## Your task
After reading the data below, copy out every line that contains the word "JSON".

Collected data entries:
****************
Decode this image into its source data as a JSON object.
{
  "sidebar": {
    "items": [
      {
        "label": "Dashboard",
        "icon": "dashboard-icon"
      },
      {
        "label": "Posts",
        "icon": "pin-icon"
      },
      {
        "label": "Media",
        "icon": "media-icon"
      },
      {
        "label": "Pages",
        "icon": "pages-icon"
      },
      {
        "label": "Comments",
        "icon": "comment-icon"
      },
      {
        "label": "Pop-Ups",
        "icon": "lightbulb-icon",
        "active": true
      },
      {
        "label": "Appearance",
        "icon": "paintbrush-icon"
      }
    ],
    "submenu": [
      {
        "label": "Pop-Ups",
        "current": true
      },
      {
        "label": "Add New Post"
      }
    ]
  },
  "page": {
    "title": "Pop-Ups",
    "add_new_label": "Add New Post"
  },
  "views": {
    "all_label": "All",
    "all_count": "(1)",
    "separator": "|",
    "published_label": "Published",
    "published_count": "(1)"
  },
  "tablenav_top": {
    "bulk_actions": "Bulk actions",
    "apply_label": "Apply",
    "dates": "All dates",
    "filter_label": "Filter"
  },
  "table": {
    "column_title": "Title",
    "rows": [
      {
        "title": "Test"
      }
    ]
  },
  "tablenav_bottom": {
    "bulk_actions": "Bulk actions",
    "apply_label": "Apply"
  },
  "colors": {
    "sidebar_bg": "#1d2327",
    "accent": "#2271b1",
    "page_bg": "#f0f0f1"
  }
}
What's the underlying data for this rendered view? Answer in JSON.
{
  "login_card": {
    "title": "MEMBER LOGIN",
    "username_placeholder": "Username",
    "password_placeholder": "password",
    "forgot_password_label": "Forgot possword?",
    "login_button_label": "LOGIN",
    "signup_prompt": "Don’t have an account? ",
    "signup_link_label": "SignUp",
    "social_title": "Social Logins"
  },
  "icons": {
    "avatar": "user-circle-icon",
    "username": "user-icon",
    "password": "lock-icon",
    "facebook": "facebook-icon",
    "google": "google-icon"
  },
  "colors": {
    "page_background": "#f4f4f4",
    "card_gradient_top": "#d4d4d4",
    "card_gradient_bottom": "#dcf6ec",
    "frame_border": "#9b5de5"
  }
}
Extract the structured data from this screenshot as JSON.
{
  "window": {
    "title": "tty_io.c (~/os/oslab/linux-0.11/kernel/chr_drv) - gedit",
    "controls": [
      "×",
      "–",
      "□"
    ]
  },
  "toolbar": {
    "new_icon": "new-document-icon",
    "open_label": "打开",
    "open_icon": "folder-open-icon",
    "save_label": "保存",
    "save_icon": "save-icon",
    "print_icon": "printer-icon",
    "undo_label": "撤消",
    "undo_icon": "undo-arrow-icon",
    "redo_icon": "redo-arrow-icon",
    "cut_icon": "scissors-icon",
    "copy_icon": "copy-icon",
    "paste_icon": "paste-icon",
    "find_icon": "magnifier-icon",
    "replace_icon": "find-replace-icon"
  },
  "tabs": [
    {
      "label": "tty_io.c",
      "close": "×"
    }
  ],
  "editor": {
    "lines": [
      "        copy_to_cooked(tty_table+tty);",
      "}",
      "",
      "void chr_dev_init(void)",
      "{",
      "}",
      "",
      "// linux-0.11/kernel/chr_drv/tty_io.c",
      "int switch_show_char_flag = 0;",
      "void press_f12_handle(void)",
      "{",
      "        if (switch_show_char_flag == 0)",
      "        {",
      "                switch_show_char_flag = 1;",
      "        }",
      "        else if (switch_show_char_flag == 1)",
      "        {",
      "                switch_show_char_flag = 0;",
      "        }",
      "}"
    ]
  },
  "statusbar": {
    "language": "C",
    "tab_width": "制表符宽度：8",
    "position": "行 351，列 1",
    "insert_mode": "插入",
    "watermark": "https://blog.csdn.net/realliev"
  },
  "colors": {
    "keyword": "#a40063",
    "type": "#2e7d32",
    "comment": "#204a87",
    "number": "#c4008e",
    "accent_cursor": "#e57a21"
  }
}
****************
## Task result
Decode this image into its source data as a JSON object.
What's the underlying data for this rendered view? Answer in JSON.
Extract the structured data from this screenshot as JSON.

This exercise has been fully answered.